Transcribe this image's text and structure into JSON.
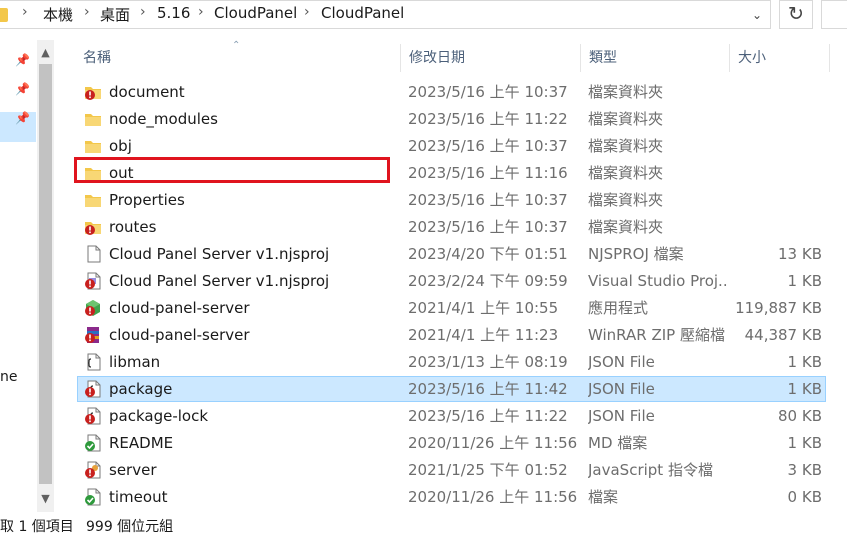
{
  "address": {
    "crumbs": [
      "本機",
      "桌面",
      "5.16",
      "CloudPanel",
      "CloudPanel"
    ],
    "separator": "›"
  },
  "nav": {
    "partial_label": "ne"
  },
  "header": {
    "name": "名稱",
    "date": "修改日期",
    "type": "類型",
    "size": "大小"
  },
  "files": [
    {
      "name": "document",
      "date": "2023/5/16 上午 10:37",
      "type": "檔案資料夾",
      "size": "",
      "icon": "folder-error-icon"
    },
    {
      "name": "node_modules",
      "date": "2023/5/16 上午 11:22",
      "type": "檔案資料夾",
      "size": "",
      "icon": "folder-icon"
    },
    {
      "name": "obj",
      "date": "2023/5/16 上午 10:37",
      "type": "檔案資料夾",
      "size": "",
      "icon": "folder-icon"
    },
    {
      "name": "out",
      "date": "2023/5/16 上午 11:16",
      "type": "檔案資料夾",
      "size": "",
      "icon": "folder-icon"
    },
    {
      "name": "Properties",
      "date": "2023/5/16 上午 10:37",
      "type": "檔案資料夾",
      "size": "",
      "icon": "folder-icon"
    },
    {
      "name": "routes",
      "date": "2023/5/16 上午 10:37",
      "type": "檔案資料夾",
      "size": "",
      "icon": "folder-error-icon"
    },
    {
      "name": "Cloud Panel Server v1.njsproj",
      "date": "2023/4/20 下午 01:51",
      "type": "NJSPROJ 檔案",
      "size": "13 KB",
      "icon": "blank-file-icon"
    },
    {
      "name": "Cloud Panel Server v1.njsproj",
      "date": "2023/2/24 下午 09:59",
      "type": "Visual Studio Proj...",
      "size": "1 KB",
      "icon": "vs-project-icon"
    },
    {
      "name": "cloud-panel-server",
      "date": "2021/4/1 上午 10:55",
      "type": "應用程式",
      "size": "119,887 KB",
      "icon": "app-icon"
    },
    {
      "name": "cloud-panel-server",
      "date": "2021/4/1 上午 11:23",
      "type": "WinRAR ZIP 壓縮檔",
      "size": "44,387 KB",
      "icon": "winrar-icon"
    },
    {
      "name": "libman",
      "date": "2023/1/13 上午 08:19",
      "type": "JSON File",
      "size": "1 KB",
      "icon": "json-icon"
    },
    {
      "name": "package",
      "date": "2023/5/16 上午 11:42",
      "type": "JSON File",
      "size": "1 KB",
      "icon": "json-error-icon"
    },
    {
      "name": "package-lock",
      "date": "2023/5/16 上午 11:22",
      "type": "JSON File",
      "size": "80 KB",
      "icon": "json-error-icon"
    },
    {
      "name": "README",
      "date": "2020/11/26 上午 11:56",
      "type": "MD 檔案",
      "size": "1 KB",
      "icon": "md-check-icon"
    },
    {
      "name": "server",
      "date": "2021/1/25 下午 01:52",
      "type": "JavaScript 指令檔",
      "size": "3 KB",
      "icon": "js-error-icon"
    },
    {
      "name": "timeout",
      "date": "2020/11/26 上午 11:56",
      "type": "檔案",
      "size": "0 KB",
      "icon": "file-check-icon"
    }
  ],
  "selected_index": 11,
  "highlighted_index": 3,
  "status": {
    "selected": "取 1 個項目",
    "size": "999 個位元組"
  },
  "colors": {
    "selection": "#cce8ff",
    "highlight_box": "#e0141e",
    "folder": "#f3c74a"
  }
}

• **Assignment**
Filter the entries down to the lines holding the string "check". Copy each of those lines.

• **Reply to the task**
      "icon": "md-check-icon"
      "icon": "file-check-icon"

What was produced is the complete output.